The Industrial Revolution

The Industrial Revolution, beginning in the 1700s, streamlined agricultural, textile, coal and iron production; therefore changing the course of history throughout the world. Although the benefits of the industrial revolution are innumerable, it also created its own share of environmental issues. From pollution of air and water to the depletion of the ozone layer, we are still, centuries later, discovering the full weight and damage the industrial revolution has caused.

As our understanding of our impact on the planet and our environment grows, we continue to take steps to reverse the damage; beginning in the 1970s several laws were enacted. Out of the movement came the “Clean Air Act” of 1970 and the “Clean Water Act” of 1972. Since then, more legislation has been enacted in the United States with the goal of further protecting our environment. Even though the laws have been implemented, enforcement of said laws has been lax. Although the Industrial Revolution directly shaped the world we live in today, if we don’t correct the mistakes of the past, we won’t have a world tomorrow.

While the Industrial Revolution brought businesses to life and thousands of people became employed, the cities became overfilled with waste. Coal which engulfed cites in endless smoke that filled the lungs of thousands of people and destroyed our ozone layer. With the run off of the plants caused water pollution and only until the 20th century lead to disease like cholera and typhoid. The Revolution didn’t just destroy air and water but reshaped the land scape of cities.
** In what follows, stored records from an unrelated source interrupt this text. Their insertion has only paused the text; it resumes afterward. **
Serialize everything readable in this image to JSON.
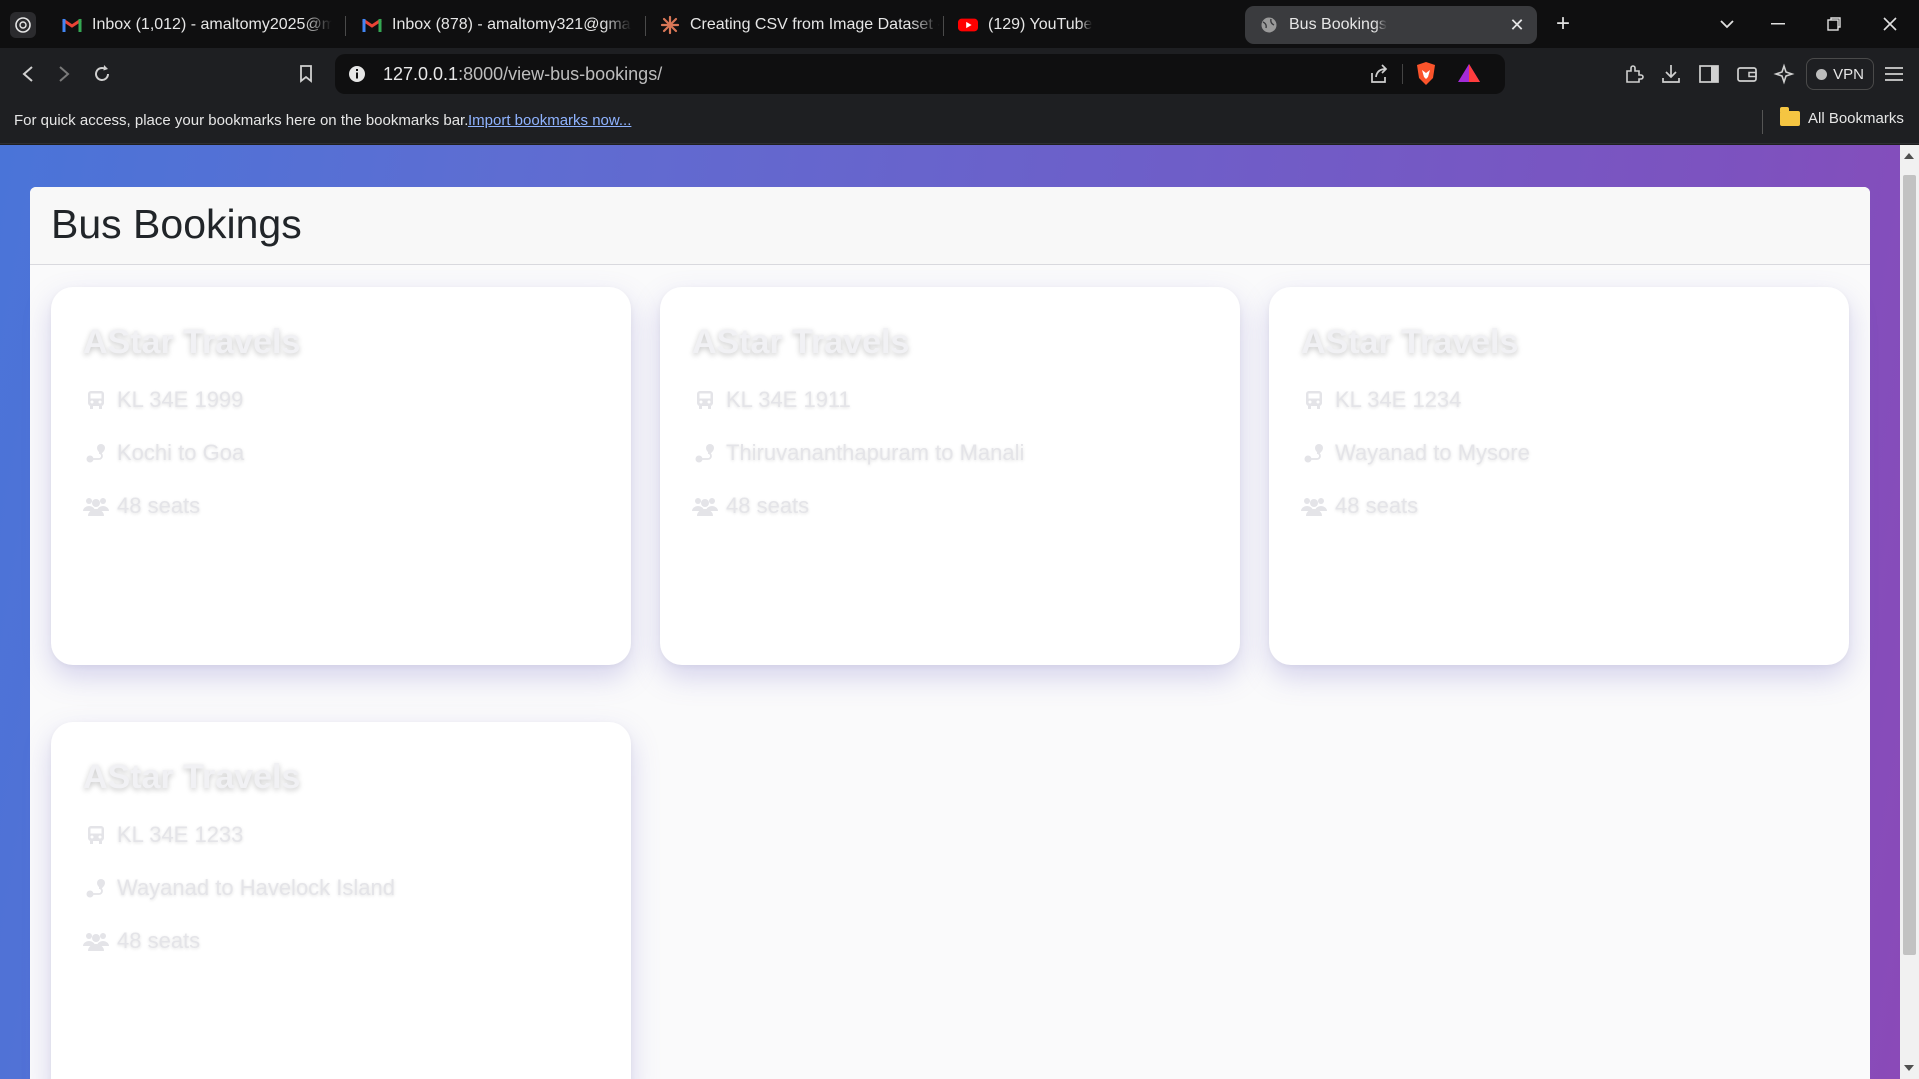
{
  "browser": {
    "tabs": [
      {
        "title": "Inbox (1,012) - amaltomy2025@mca",
        "favicon": "gmail-icon"
      },
      {
        "title": "Inbox (878) - amaltomy321@gmail.c",
        "favicon": "gmail-icon"
      },
      {
        "title": "Creating CSV from Image Dataset - C",
        "favicon": "claude-icon"
      },
      {
        "title": "(129) YouTube",
        "favicon": "youtube-icon"
      },
      {
        "title": "Bus Bookings",
        "favicon": "globe-icon",
        "active": true
      }
    ],
    "address": {
      "host": "127.0.0.1",
      "path": ":8000/view-bus-bookings/"
    },
    "vpn_label": "VPN",
    "bookmarks_bar": {
      "hint": "For quick access, place your bookmarks here on the bookmarks bar.",
      "import_link": "Import bookmarks now...",
      "all_bookmarks": "All Bookmarks"
    }
  },
  "page": {
    "title": "Bus Bookings",
    "bookings": [
      {
        "operator": "AStar Travels",
        "bus_number": "KL 34E 1999",
        "route": "Kochi to Goa",
        "seats": "48 seats"
      },
      {
        "operator": "AStar Travels",
        "bus_number": "KL 34E 1911",
        "route": "Thiruvananthapuram to Manali",
        "seats": "48 seats"
      },
      {
        "operator": "AStar Travels",
        "bus_number": "KL 34E 1234",
        "route": "Wayanad to Mysore",
        "seats": "48 seats"
      },
      {
        "operator": "AStar Travels",
        "bus_number": "KL 34E 1233",
        "route": "Wayanad to Havelock Island",
        "seats": "48 seats"
      }
    ]
  },
  "colors": {
    "gradient_start": "#4a74d8",
    "gradient_end": "#8a4ab8",
    "card_text": "#e4e4e8"
  }
}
Each of these pollutants not only killed thousands of people but made the world realize what damage can be done by using nature resources could do. Coal, was a cheap energy source. Coal was typically used in houses and sorts like that but since the Industrial revolution it became a very cheap fuel source for trains and factory’s. The burning of coal released enormous amounts of ash, and flue gasses containing pollutants such as sulphur dioxide, nitrogen oxides, sulphuric acids and arsenic. It also produces almost twice as much carbon dioxide as gas With the use of Coal it polluted the Air and now created a new issue for the environment.

The polluted air that were inhaled would have a serious impact on the human health affecting lungs and the respiratory system. In 1970 Congress established a structure of the “Clean Air Act” and made a revision in 1977 and 1990. Due to dense, visible smog in a majority of city’s helped promote legislation to passing this bill. Water, something that you and I drink every day. For centuries humans unknowingly drank water that was infected with diseases from polluted factories that allowed its run off to be poured in to rivers and streams. In one occasion in 1969, the Ohio’s Cuyahoga river to burst into flames due to the toxic pollution being poured in to it.

With the factories literly dumping toxic water back in to water supplies for towns and cities, the water was being recycled basically. The water maybe the worst contaminant of all, It was being fed in to the wild life, people, livestock and the overall environment. Trees became none existent around these new Uribinzationed cities due them being use as fuels and dying because of all the pollution.

I would have to say that the way of life since the Industrial Revolution has had a dramatic increase in life. Over the past 200 years the quality of life has improved due to the direct result of technology, industy and economic growth that all began at the time of the Industrial Revolution. With the laws set in place like the “Clean Air Act and Clean Water Act” of the 1970’s, it would be a safe osumption to say the way of life has improved. Changes like modern medicine and sanitation, indoor plumbing, sewerage systems and water-treatment facilities all over the world have contributed to our well-being.